Prior to leaving for ACEP in Denver, CO there was a gathering (aka “party”) at my home in sunny San Francisco with my friends and colleagues in emergency medicine / emergency ultrasound - from all of the ultrasound programs in the region – it was amazing… and yes, wine was served! … along with pizza (of course!) We discussed 4 articles as listed below and I took down the US pearls noted from the various physicians who attended:
Guest list: Sarah Williams and Zoe Howard from Stanford along with our fellow Viveta Lobo and 2 emergency medicine residents doing our US elective (Patrick Lenehan and James Chung), Arun Nagdev from Highland along with his 2 fellows Dan Mantuani and Andrew Herring, Ken Kelley from UC Davis along with his fellow, Pedro Campus the fellow from UCSF, Brita Zaia from Kaiser San Francisco and our prior US fellow from Stanford, Rusty Oshita from Kaiser South Sacramento and a prior fellow from UC Irvine along with his fellow, Rimon Bengiamin from UCSF/Fresno who is also the course director for Northern CA US course, Manish Asarvala from Kaiser Santa Clara and prior UCSF fellow, and…. Im sure there were more who I forgot to mention but were equally well-dressed that night.
US Pearls from Northern California Ultrasound Journal club:
First Pearl: know and love each other, man this is fun! Warning: all pearls are coming with wine on board!
Article #1: Lung US for Pneumonia dx: ultrasound has a high sensitivity and specificity, more than CXR!! The study had pneumonia confirmed by CT…, limitation of the lung article: no ambulatory patients studied, only those admitted, not blinded or randomized, no outcomes stated; Reality of medicine right now: what we (the ultrasound savvy bunch) do / think is enough for the patient is different than what admitting teams do/need since they don’t do US yet; All agree: we need to use both US and CXR because US diagnoses pneumonia, but not the pattern of the pneumonia…viral and bacterial pneumonia look the same on US ?? Some, yes… Correlate clinically
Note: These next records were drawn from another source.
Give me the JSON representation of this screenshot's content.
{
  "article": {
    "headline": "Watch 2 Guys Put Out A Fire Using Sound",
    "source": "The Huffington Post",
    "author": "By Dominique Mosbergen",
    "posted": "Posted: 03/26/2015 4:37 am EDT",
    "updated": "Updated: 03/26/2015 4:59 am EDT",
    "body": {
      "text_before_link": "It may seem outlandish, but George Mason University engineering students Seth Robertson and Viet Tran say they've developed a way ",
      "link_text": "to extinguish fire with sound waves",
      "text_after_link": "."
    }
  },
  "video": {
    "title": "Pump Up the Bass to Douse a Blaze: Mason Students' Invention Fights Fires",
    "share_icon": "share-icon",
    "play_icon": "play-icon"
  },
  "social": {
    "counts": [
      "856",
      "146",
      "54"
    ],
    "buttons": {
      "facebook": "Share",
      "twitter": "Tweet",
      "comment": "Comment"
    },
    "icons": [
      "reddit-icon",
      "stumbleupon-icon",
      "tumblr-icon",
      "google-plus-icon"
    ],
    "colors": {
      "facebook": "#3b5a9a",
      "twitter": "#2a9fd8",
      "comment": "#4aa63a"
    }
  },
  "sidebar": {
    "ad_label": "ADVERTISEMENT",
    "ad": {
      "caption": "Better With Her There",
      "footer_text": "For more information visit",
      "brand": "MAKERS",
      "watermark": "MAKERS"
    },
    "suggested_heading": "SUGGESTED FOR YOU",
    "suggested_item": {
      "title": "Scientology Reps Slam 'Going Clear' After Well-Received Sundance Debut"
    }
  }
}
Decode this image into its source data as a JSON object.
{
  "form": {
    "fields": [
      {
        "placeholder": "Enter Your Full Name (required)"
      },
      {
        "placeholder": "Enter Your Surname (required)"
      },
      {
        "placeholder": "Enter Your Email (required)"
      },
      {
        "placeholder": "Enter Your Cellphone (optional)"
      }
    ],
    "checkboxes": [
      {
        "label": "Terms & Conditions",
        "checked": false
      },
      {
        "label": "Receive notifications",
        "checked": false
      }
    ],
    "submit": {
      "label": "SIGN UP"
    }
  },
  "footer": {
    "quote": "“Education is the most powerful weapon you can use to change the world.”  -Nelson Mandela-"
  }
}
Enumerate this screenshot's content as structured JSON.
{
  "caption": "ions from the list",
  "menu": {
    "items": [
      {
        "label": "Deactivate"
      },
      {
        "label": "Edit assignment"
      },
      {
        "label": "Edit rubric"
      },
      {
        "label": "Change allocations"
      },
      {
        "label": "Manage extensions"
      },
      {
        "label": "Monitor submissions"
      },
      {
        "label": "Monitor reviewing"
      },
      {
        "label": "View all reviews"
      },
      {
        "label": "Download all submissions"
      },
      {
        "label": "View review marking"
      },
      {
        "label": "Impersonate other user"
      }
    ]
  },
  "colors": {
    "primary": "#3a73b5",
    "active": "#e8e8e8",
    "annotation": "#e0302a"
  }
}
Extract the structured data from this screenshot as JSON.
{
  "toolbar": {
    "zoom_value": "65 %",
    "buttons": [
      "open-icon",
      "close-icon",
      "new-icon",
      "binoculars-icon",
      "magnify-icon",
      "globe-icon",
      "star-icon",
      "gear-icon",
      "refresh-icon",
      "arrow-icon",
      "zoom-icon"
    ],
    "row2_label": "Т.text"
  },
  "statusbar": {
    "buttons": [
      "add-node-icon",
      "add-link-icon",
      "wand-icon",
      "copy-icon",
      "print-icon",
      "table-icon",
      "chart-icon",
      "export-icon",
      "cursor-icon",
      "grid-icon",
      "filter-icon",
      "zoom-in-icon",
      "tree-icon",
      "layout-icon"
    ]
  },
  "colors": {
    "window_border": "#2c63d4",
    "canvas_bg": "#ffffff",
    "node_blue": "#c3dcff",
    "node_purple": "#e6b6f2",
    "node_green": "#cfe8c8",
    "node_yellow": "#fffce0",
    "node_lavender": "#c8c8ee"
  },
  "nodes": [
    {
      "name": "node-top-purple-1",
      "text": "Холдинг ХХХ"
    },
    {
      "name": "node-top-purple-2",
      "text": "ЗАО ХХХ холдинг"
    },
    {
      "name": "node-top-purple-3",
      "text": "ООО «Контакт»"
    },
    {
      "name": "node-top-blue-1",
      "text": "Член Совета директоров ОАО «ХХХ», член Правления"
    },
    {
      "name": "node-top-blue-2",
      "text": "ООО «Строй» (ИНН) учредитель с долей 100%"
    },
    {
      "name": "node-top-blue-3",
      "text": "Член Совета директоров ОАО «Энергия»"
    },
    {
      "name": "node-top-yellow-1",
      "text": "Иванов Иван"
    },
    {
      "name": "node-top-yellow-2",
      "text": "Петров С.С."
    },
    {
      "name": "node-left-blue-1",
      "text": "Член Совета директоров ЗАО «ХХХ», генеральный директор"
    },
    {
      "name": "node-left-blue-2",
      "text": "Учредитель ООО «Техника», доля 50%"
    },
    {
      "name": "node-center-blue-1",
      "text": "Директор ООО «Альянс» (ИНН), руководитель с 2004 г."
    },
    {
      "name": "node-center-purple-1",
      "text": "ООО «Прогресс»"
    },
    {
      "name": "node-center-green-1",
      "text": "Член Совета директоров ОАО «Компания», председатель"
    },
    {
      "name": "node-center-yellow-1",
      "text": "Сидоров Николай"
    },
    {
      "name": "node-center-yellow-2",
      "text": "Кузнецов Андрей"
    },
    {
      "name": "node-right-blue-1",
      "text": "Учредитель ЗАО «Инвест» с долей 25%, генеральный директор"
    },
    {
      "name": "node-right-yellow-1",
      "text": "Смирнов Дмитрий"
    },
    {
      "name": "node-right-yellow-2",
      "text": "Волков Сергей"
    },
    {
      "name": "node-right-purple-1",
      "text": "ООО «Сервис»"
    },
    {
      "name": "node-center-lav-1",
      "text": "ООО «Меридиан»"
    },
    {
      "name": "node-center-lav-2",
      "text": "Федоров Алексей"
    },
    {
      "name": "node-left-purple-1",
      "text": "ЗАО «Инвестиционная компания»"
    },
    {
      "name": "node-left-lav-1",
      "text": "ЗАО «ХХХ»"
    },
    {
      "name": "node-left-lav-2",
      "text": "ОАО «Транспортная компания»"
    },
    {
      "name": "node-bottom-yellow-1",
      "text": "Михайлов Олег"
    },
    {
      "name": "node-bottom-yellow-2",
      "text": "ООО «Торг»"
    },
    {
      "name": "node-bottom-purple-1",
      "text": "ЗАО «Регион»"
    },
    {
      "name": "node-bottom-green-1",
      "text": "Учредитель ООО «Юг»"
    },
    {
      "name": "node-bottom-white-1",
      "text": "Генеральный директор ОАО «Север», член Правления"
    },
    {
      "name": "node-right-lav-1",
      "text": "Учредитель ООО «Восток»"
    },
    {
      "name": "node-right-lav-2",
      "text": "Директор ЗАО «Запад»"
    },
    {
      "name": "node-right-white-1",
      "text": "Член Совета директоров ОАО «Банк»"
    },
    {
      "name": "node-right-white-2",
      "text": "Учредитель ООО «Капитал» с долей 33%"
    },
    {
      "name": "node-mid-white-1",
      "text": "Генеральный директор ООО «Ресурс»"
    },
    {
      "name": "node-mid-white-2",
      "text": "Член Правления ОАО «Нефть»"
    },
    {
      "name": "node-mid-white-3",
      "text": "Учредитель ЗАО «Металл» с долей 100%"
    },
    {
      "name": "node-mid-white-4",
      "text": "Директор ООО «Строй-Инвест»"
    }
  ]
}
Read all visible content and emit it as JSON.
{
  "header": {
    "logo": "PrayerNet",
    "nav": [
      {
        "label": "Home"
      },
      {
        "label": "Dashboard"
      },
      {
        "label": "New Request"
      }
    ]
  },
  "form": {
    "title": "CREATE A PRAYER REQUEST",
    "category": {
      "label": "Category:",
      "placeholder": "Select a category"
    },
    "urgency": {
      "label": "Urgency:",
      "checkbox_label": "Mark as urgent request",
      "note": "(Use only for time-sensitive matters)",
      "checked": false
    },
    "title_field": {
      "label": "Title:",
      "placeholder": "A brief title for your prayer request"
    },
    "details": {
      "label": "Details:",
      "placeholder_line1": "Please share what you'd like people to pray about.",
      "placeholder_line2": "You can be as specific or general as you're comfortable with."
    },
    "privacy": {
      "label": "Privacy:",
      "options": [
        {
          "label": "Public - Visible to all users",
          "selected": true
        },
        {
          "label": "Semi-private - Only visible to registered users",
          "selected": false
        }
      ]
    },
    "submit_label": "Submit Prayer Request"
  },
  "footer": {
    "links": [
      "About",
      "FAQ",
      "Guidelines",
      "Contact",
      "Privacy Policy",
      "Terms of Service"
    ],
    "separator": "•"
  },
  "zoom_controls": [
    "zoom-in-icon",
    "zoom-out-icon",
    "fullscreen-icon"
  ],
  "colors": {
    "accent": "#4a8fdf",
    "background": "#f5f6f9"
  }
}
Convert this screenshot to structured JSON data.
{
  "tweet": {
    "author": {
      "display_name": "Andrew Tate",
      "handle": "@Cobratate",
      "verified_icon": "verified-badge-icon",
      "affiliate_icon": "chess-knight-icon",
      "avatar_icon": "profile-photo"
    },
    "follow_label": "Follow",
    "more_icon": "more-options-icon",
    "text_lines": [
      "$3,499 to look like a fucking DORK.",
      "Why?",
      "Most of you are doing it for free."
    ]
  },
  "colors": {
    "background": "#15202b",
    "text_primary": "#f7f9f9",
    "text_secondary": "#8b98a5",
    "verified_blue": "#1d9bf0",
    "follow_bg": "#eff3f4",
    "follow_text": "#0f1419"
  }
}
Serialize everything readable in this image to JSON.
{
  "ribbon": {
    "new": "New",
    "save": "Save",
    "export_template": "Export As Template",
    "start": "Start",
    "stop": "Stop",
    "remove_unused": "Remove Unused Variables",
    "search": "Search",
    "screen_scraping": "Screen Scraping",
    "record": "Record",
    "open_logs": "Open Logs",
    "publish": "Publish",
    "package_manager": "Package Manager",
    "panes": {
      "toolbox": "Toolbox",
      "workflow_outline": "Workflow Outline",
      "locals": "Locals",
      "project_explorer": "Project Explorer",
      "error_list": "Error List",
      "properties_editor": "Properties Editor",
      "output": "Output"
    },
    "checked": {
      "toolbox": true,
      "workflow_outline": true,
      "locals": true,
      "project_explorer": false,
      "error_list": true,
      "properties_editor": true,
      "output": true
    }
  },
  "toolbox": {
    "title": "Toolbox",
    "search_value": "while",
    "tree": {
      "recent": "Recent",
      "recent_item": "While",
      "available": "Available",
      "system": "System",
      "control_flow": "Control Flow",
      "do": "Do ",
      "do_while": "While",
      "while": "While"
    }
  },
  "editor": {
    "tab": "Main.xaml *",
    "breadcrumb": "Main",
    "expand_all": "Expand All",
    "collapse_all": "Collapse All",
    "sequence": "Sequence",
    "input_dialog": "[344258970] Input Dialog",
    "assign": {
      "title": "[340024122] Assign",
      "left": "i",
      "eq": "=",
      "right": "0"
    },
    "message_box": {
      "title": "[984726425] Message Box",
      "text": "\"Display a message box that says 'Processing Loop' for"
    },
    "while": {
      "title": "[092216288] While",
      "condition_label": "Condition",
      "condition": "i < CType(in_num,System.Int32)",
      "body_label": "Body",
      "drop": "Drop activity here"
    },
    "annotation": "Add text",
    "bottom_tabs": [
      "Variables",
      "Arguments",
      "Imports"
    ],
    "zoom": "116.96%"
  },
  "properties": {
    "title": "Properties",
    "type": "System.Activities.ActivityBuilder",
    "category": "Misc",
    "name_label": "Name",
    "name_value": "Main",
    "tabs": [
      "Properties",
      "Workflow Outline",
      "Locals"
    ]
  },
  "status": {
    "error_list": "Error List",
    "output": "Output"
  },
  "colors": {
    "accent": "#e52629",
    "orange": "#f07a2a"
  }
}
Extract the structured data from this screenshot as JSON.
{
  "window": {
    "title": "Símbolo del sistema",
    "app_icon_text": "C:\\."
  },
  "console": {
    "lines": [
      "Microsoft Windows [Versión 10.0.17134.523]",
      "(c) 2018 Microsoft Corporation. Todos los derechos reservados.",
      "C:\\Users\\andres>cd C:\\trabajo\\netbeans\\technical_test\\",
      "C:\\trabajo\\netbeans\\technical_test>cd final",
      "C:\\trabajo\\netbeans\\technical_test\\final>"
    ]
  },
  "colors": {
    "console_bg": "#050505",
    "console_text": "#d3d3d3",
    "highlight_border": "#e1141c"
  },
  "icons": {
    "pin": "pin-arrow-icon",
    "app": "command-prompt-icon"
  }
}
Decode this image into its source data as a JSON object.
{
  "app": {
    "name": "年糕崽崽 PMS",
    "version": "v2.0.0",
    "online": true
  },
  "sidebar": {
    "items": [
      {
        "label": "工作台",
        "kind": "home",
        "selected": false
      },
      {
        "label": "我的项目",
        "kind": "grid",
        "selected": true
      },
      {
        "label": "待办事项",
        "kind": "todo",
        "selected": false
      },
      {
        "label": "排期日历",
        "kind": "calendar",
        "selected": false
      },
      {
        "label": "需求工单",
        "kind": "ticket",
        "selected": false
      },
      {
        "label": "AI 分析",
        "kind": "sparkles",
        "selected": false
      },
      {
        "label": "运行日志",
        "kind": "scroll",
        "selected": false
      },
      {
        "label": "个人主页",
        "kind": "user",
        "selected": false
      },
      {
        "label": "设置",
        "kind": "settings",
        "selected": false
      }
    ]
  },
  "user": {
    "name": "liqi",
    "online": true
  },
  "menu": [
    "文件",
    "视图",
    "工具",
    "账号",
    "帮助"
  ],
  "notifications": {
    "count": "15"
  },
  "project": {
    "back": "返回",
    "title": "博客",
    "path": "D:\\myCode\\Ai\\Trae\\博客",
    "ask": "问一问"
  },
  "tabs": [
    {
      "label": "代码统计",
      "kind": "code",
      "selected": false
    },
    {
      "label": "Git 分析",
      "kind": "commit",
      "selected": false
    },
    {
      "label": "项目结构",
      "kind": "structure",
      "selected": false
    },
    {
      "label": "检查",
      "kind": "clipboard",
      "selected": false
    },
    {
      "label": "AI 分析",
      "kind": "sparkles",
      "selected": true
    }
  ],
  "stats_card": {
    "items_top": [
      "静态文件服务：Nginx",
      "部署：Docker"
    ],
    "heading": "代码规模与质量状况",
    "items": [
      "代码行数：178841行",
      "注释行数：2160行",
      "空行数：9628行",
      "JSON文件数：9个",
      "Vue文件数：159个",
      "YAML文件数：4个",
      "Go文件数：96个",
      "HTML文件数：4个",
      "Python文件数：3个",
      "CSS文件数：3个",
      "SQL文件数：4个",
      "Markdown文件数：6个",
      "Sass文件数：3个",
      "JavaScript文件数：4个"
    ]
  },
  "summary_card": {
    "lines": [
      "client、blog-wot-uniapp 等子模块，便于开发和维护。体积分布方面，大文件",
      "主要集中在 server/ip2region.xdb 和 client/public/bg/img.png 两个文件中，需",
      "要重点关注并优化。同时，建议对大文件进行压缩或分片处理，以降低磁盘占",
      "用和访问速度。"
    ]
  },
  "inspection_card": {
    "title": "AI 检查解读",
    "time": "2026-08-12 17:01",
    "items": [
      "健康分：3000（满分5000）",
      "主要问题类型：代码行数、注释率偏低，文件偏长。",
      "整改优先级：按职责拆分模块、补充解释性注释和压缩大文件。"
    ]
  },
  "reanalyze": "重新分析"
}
Article #2: US v landmark for Peritonsillar abscess: less I&D, less complications, less time spent – in practice…From Arun Nagdev at highland: for a study to change our practice, it needs to be more than just a case series. By Sarah Williams at Stanford: it’s tough to study an US v landmark when doctor is an US savvy person after they’ve seen the US image; By Ken Kelley at UCDavis: phlegmon v abscess tough to differentiate, if densities on US are only hypoechoic, not anechoic; By Rusty Oshita at Kaiser South Sac: use suction to depress the tongue, probe with one hand , needle/scalpel with another; By Rimon Bengiamin at UCSF/Fresno: have patient hold probe or suction and you do the rest, they’ll do it right and feel less anxious.
Article #3: Prehospital US in emergencies: PAUSE protocol for Pneumothorax, Pericardial effusion, cardiac standstill: 19/20 EMTs could identify above, what will they do with results in practice? By Sarah Williams at Stanford: biggest help will be to not needle a chest because they see sliding lung when they don’t hear breath sounds; By Rusty Oshita: prehospital US will help greatly in the military, austere environments, disasters, and the future in EMS here…… And also at burning man
Article #4: Techincal errors in Physicians performing FAST: in lecture they get it; in practice: environment not ideal, rushed, don’t do enough in the short time period they get; the FAST is not fast, “how do we drive this home?!” – teach the non-EM doctors that…By Sarah Williams: it’s been studied that for procedural skills it only takes 6 months to lose it… Maintain your skills; ” We need to make others earn the right to drink the US kool aid’”…..As wine glasses raise up across the room…
What a journal club! After that we played with Mindray machines and the GE Vscanner – meaning, we scanned ourselves with one hand, holding the glass of wine with the other – yeah, I know, weird… but oh so fun!